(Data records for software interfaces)
◆ ◆ ◆

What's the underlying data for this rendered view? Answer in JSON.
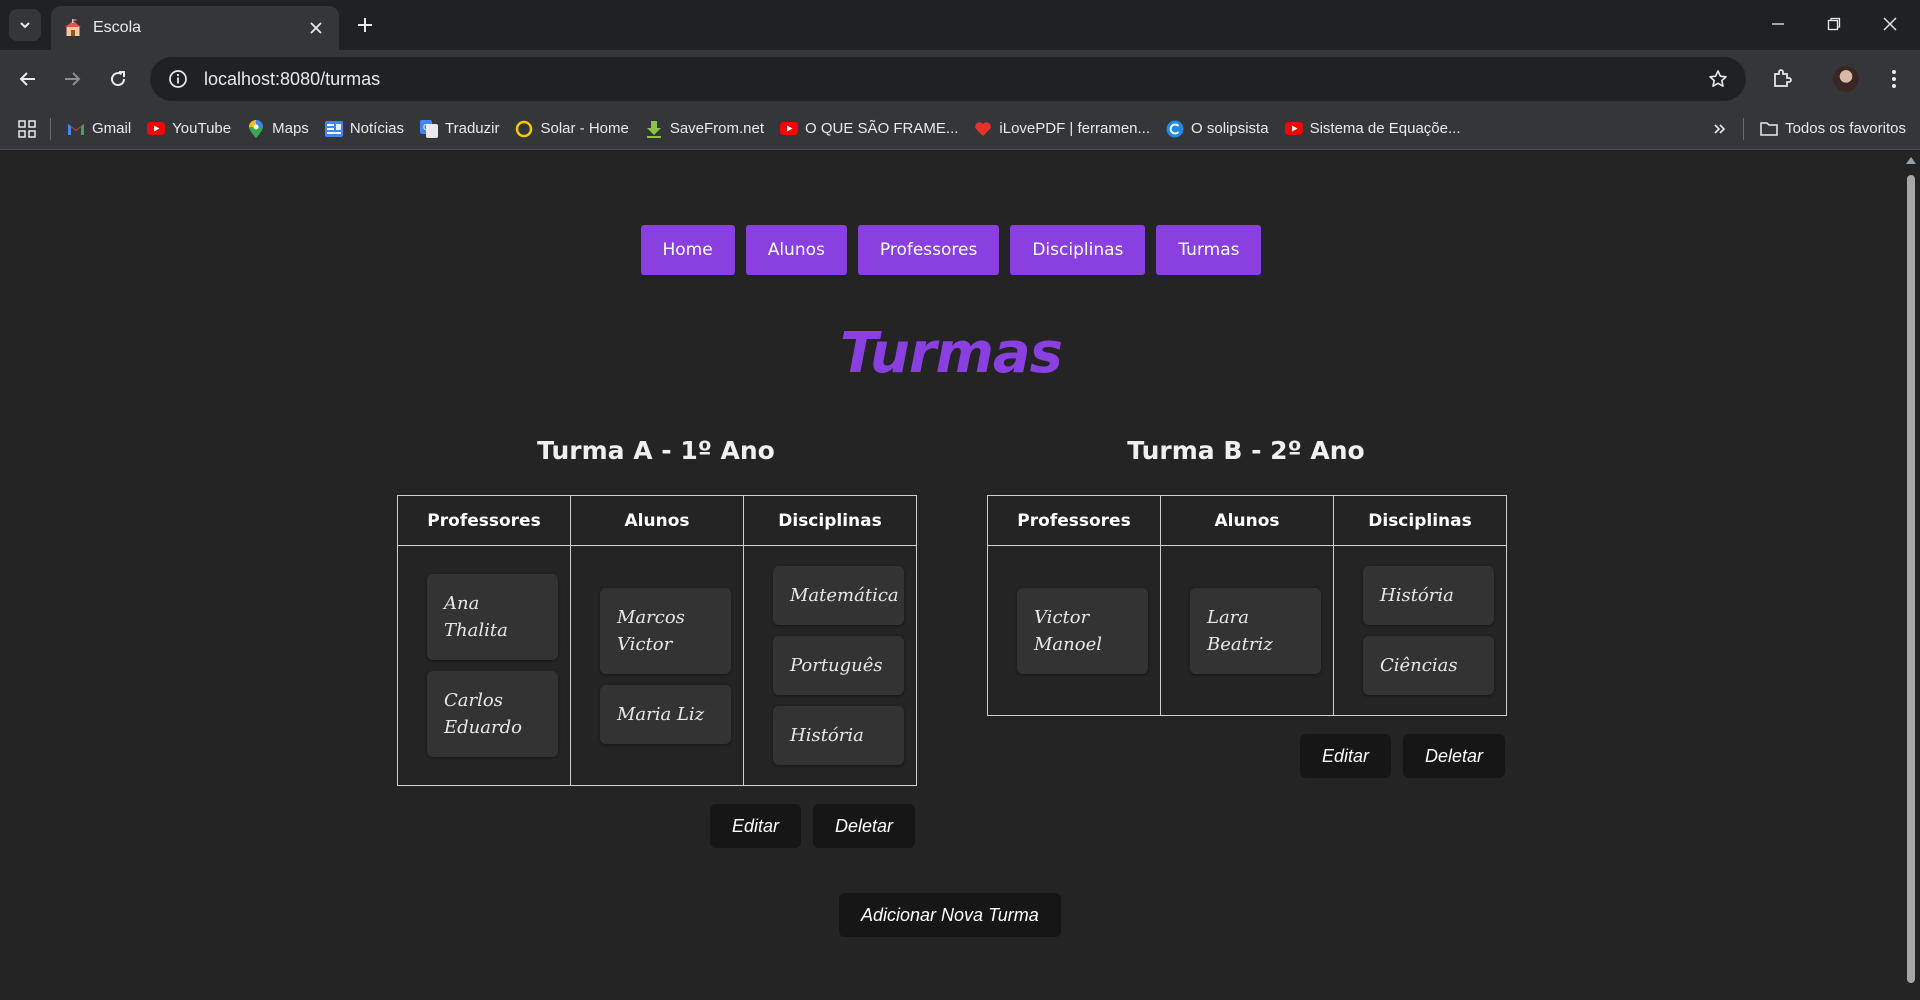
{
  "browser": {
    "tab_title": "Escola",
    "url": "localhost:8080/turmas",
    "bookmarks": [
      {
        "label": "Gmail",
        "icon": "gmail-icon"
      },
      {
        "label": "YouTube",
        "icon": "youtube-icon"
      },
      {
        "label": "Maps",
        "icon": "maps-icon"
      },
      {
        "label": "Notícias",
        "icon": "news-icon"
      },
      {
        "label": "Traduzir",
        "icon": "translate-icon"
      },
      {
        "label": "Solar - Home",
        "icon": "circle-icon"
      },
      {
        "label": "SaveFrom.net",
        "icon": "download-icon"
      },
      {
        "label": "O QUE SÃO FRAME...",
        "icon": "youtube-icon"
      },
      {
        "label": "iLovePDF | ferramen...",
        "icon": "heart-icon"
      },
      {
        "label": "O solipsista",
        "icon": "c-icon"
      },
      {
        "label": "Sistema de Equaçõe...",
        "icon": "youtube-icon"
      }
    ],
    "all_bookmarks_label": "Todos os favoritos",
    "colors": {
      "tabstrip": "#202124",
      "toolbar": "#35363a"
    }
  },
  "nav": {
    "links": [
      "Home",
      "Alunos",
      "Professores",
      "Disciplinas",
      "Turmas"
    ]
  },
  "page": {
    "title": "Turmas",
    "accent_color": "#8a3fe0",
    "turmas": [
      {
        "title": "Turma A - 1º Ano",
        "headers": [
          "Professores",
          "Alunos",
          "Disciplinas"
        ],
        "professores": [
          "Ana Thalita",
          "Carlos Eduardo"
        ],
        "alunos": [
          "Marcos Victor",
          "Maria Liz"
        ],
        "disciplinas": [
          "Matemática",
          "Português",
          "História"
        ],
        "edit_label": "Editar",
        "delete_label": "Deletar"
      },
      {
        "title": "Turma B - 2º Ano",
        "headers": [
          "Professores",
          "Alunos",
          "Disciplinas"
        ],
        "professores": [
          "Victor Manoel"
        ],
        "alunos": [
          "Lara Beatriz"
        ],
        "disciplinas": [
          "História",
          "Ciências"
        ],
        "edit_label": "Editar",
        "delete_label": "Deletar"
      }
    ],
    "add_label": "Adicionar Nova Turma"
  }
}
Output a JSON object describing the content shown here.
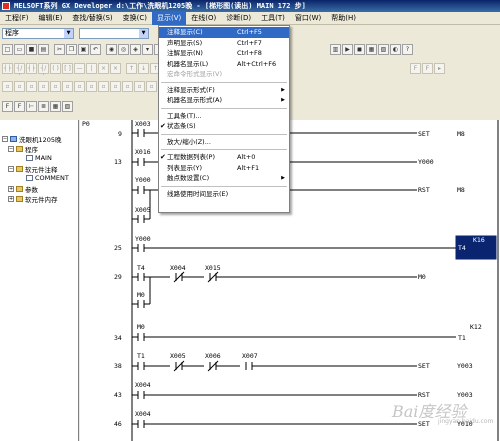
{
  "window": {
    "title": "MELSOFT系列 GX Developer d:\\工作\\洗眼机1205晚 - [梯形图(读出)       MAIN     172 步]"
  },
  "menubar": [
    "工程(F)",
    "编辑(E)",
    "查找/替换(S)",
    "变换(C)",
    "显示(V)",
    "在线(O)",
    "诊断(D)",
    "工具(T)",
    "窗口(W)",
    "帮助(H)"
  ],
  "toolbar": {
    "program_combo": "程序"
  },
  "view_menu": {
    "items": [
      {
        "label": "注释显示(C)",
        "shortcut": "Ctrl+F5",
        "highlight": true
      },
      {
        "label": "声明显示(S)",
        "shortcut": "Ctrl+F7"
      },
      {
        "label": "注解显示(N)",
        "shortcut": "Ctrl+F8"
      },
      {
        "label": "机器名显示(L)",
        "shortcut": "Alt+Ctrl+F6"
      },
      {
        "label": "宏命令形式显示(V)",
        "disabled": true
      },
      {
        "separator": true
      },
      {
        "label": "注释显示形式(F)",
        "submenu": true
      },
      {
        "label": "机器名显示形式(A)",
        "submenu": true
      },
      {
        "separator": true
      },
      {
        "label": "工具条(T)..."
      },
      {
        "label": "状态条(S)",
        "checked": true
      },
      {
        "separator": true
      },
      {
        "label": "放大/缩小(Z)..."
      },
      {
        "separator": true
      },
      {
        "label": "工程数据列表(P)",
        "shortcut": "Alt+0",
        "checked": true
      },
      {
        "label": "列表显示(Y)",
        "shortcut": "Alt+F1"
      },
      {
        "label": "触点数设置(C)",
        "submenu": true
      },
      {
        "separator": true
      },
      {
        "label": "线路使用时间显示(E)"
      }
    ]
  },
  "project_tree": {
    "root": "洗眼机1205晚",
    "nodes": [
      "程序",
      "MAIN",
      "软元件注释",
      "COMMENT",
      "参数",
      "软元件内存"
    ]
  },
  "ladder": {
    "start_label": "P0",
    "rungs": [
      {
        "step": "9",
        "contacts": [
          "X003"
        ],
        "coil": "SET",
        "coil_target": "M8"
      },
      {
        "step": "13",
        "contacts": [
          "X016",
          "Y000",
          "X005"
        ],
        "coil": "Y000"
      },
      {
        "step": "",
        "contacts": [],
        "coil": "RST",
        "coil_target": "M8"
      },
      {
        "step": "25",
        "contacts": [
          "Y000"
        ],
        "coil": "T4",
        "coil_target": "K16"
      },
      {
        "step": "29",
        "contacts": [
          "T4",
          "X004",
          "X015",
          "M0"
        ],
        "coil": "M0"
      },
      {
        "step": "34",
        "contacts": [
          "M0"
        ],
        "coil": "T1",
        "coil_target": "K12"
      },
      {
        "step": "38",
        "contacts": [
          "T1",
          "X005",
          "X006",
          "X007"
        ],
        "coil": "SET",
        "coil_target": "Y003"
      },
      {
        "step": "43",
        "contacts": [
          "X004"
        ],
        "coil": "RST",
        "coil_target": "Y003"
      },
      {
        "step": "46",
        "contacts": [
          "X004"
        ],
        "coil": "SET",
        "coil_target": "Y010"
      }
    ]
  },
  "watermark": {
    "text": "Bai度经验",
    "sub": "jingyan.baidu.com"
  }
}
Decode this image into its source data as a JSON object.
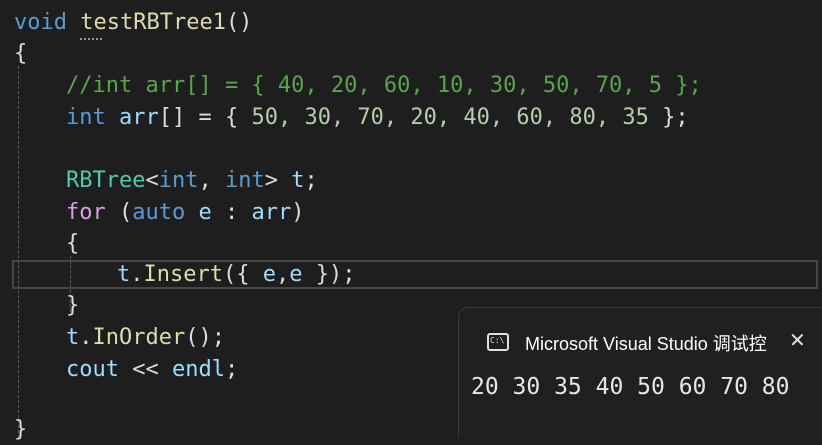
{
  "code": {
    "line1": {
      "kw": "void",
      "fn": "testRBTree1",
      "rest": "()"
    },
    "line2": {
      "text": "{"
    },
    "line3": {
      "comment": "//int arr[] = { 40, 20, 60, 10, 30, 50, 70, 5 };"
    },
    "line4": {
      "kw": "int",
      "var": "arr",
      "op": "[] = { ",
      "values": "50, 30, 70, 20, 40, 60, 80, 35",
      "end": " };"
    },
    "line6": {
      "type": "RBTree",
      "open": "<",
      "t1": "int",
      "comma": ", ",
      "t2": "int",
      "close": ">",
      "var": " t",
      "end": ";"
    },
    "line7": {
      "kw": "for",
      "open": " (",
      "kw2": "auto",
      "var": " e",
      "mid": " : ",
      "var2": "arr",
      "close": ")"
    },
    "line8": {
      "text": "{"
    },
    "line9": {
      "obj": "t",
      "dot": ".",
      "fn": "Insert",
      "args_open": "({ ",
      "a1": "e",
      "comma": ",",
      "a2": "e",
      "args_close": " });"
    },
    "line10": {
      "text": "}"
    },
    "line11": {
      "obj": "t",
      "dot": ".",
      "fn": "InOrder",
      "rest": "();"
    },
    "line12": {
      "obj": "cout",
      "op": " << ",
      "var": "endl",
      "end": ";"
    },
    "line14": {
      "text": "}"
    }
  },
  "console": {
    "title": "Microsoft Visual Studio 调试控",
    "icon": "console-window-icon",
    "icon_text": "C:\\",
    "close": "✕",
    "output": "20 30 35 40 50 60 70 80"
  }
}
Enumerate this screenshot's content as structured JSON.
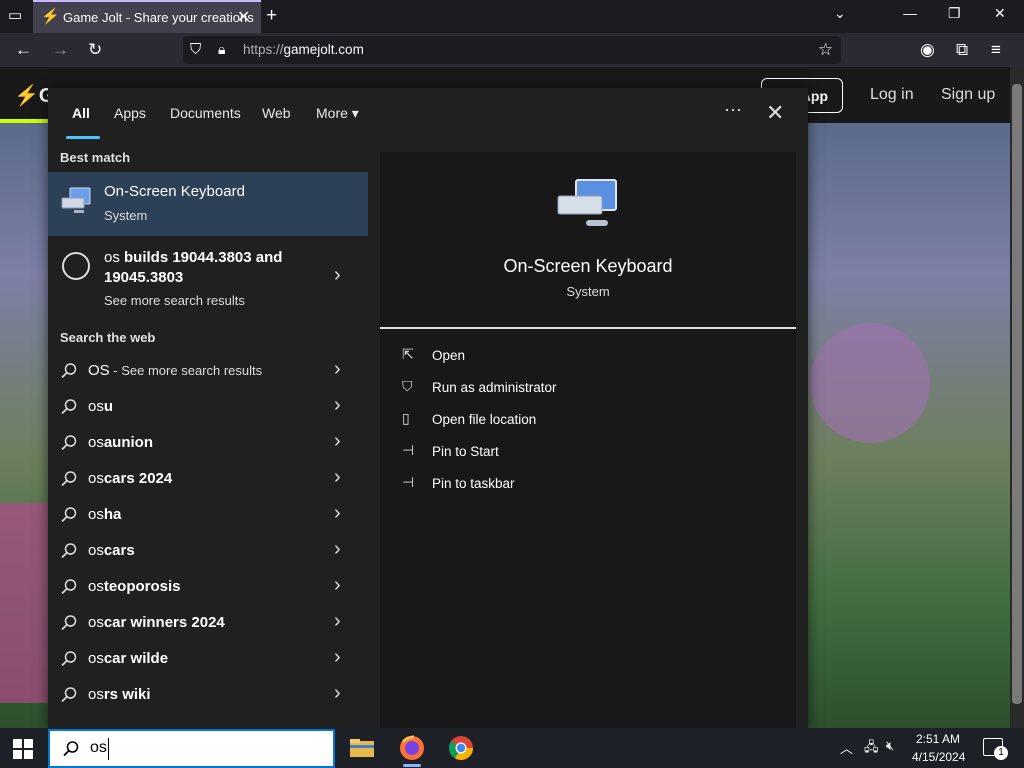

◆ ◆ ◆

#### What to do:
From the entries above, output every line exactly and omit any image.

#### Exercise result:
What's the underlying data for this rendered view? Answer in JSON.
{
  "browser": {
    "tab_title": "Escola",
    "url": "localhost:8080/turmas",
    "bookmarks": [
      {
        "label": "Gmail",
        "icon": "gmail-icon"
      },
      {
        "label": "YouTube",
        "icon": "youtube-icon"
      },
      {
        "label": "Maps",
        "icon": "maps-icon"
      },
      {
        "label": "Notícias",
        "icon": "news-icon"
      },
      {
        "label": "Traduzir",
        "icon": "translate-icon"
      },
      {
        "label": "Solar - Home",
        "icon": "circle-icon"
      },
      {
        "label": "SaveFrom.net",
        "icon": "download-icon"
      },
      {
        "label": "O QUE SÃO FRAME...",
        "icon": "youtube-icon"
      },
      {
        "label": "iLovePDF | ferramen...",
        "icon": "heart-icon"
      },
      {
        "label": "O solipsista",
        "icon": "c-icon"
      },
      {
        "label": "Sistema de Equaçõe...",
        "icon": "youtube-icon"
      }
    ],
    "all_bookmarks_label": "Todos os favoritos",
    "colors": {
      "tabstrip": "#202124",
      "toolbar": "#35363a"
    }
  },
  "nav": {
    "links": [
      "Home",
      "Alunos",
      "Professores",
      "Disciplinas",
      "Turmas"
    ]
  },
  "page": {
    "title": "Turmas",
    "accent_color": "#8a3fe0",
    "turmas": [
      {
        "title": "Turma A - 1º Ano",
        "headers": [
          "Professores",
          "Alunos",
          "Disciplinas"
        ],
        "professores": [
          "Ana Thalita",
          "Carlos Eduardo"
        ],
        "alunos": [
          "Marcos Victor",
          "Maria Liz"
        ],
        "disciplinas": [
          "Matemática",
          "Português",
          "História"
        ],
        "edit_label": "Editar",
        "delete_label": "Deletar"
      },
      {
        "title": "Turma B - 2º Ano",
        "headers": [
          "Professores",
          "Alunos",
          "Disciplinas"
        ],
        "professores": [
          "Victor Manoel"
        ],
        "alunos": [
          "Lara Beatriz"
        ],
        "disciplinas": [
          "História",
          "Ciências"
        ],
        "edit_label": "Editar",
        "delete_label": "Deletar"
      }
    ],
    "add_label": "Adicionar Nova Turma"
  }
}
Output a JSON object describing the content shown here.
{
  "window": {
    "title": "MELSOFT系列 GX Developer d:\\工作\\洗眼机1205晚 - [梯形图(读出)       MAIN     172 步]"
  },
  "menubar": [
    "工程(F)",
    "编辑(E)",
    "查找/替换(S)",
    "变换(C)",
    "显示(V)",
    "在线(O)",
    "诊断(D)",
    "工具(T)",
    "窗口(W)",
    "帮助(H)"
  ],
  "toolbar": {
    "program_combo": "程序"
  },
  "view_menu": {
    "items": [
      {
        "label": "注释显示(C)",
        "shortcut": "Ctrl+F5",
        "highlight": true
      },
      {
        "label": "声明显示(S)",
        "shortcut": "Ctrl+F7"
      },
      {
        "label": "注解显示(N)",
        "shortcut": "Ctrl+F8"
      },
      {
        "label": "机器名显示(L)",
        "shortcut": "Alt+Ctrl+F6"
      },
      {
        "label": "宏命令形式显示(V)",
        "disabled": true
      },
      {
        "separator": true
      },
      {
        "label": "注释显示形式(F)",
        "submenu": true
      },
      {
        "label": "机器名显示形式(A)",
        "submenu": true
      },
      {
        "separator": true
      },
      {
        "label": "工具条(T)..."
      },
      {
        "label": "状态条(S)",
        "checked": true
      },
      {
        "separator": true
      },
      {
        "label": "放大/缩小(Z)..."
      },
      {
        "separator": true
      },
      {
        "label": "工程数据列表(P)",
        "shortcut": "Alt+0",
        "checked": true
      },
      {
        "label": "列表显示(Y)",
        "shortcut": "Alt+F1"
      },
      {
        "label": "触点数设置(C)",
        "submenu": true
      },
      {
        "separator": true
      },
      {
        "label": "线路使用时间显示(E)"
      }
    ]
  },
  "project_tree": {
    "root": "洗眼机1205晚",
    "nodes": [
      "程序",
      "MAIN",
      "软元件注释",
      "COMMENT",
      "参数",
      "软元件内存"
    ]
  },
  "ladder": {
    "start_label": "P0",
    "rungs": [
      {
        "step": "9",
        "contacts": [
          "X003"
        ],
        "coil": "SET",
        "coil_target": "M8"
      },
      {
        "step": "13",
        "contacts": [
          "X016",
          "Y000",
          "X005"
        ],
        "coil": "Y000"
      },
      {
        "step": "",
        "contacts": [],
        "coil": "RST",
        "coil_target": "M8"
      },
      {
        "step": "25",
        "contacts": [
          "Y000"
        ],
        "coil": "T4",
        "coil_target": "K16"
      },
      {
        "step": "29",
        "contacts": [
          "T4",
          "X004",
          "X015",
          "M0"
        ],
        "coil": "M0"
      },
      {
        "step": "34",
        "contacts": [
          "M0"
        ],
        "coil": "T1",
        "coil_target": "K12"
      },
      {
        "step": "38",
        "contacts": [
          "T1",
          "X005",
          "X006",
          "X007"
        ],
        "coil": "SET",
        "coil_target": "Y003"
      },
      {
        "step": "43",
        "contacts": [
          "X004"
        ],
        "coil": "RST",
        "coil_target": "Y003"
      },
      {
        "step": "46",
        "contacts": [
          "X004"
        ],
        "coil": "SET",
        "coil_target": "Y010"
      }
    ]
  },
  "watermark": {
    "text": "Bai度经验",
    "sub": "jingyan.baidu.com"
  }
}
Decode this image into its source data as a JSON object.
{
  "code": {
    "line1": {
      "kw": "void",
      "fn": "testRBTree1",
      "rest": "()"
    },
    "line2": {
      "text": "{"
    },
    "line3": {
      "comment": "//int arr[] = { 40, 20, 60, 10, 30, 50, 70, 5 };"
    },
    "line4": {
      "kw": "int",
      "var": "arr",
      "op": "[] = { ",
      "values": "50, 30, 70, 20, 40, 60, 80, 35",
      "end": " };"
    },
    "line6": {
      "type": "RBTree",
      "open": "<",
      "t1": "int",
      "comma": ", ",
      "t2": "int",
      "close": ">",
      "var": " t",
      "end": ";"
    },
    "line7": {
      "kw": "for",
      "open": " (",
      "kw2": "auto",
      "var": " e",
      "mid": " : ",
      "var2": "arr",
      "close": ")"
    },
    "line8": {
      "text": "{"
    },
    "line9": {
      "obj": "t",
      "dot": ".",
      "fn": "Insert",
      "args_open": "({ ",
      "a1": "e",
      "comma": ",",
      "a2": "e",
      "args_close": " });"
    },
    "line10": {
      "text": "}"
    },
    "line11": {
      "obj": "t",
      "dot": ".",
      "fn": "InOrder",
      "rest": "();"
    },
    "line12": {
      "obj": "cout",
      "op": " << ",
      "var": "endl",
      "end": ";"
    },
    "line14": {
      "text": "}"
    }
  },
  "console": {
    "title": "Microsoft Visual Studio 调试控",
    "icon": "console-window-icon",
    "icon_text": "C:\\",
    "close": "✕",
    "output": "20 30 35 40 50 60 70 80"
  }
}
Enumerate this screenshot's content as structured JSON.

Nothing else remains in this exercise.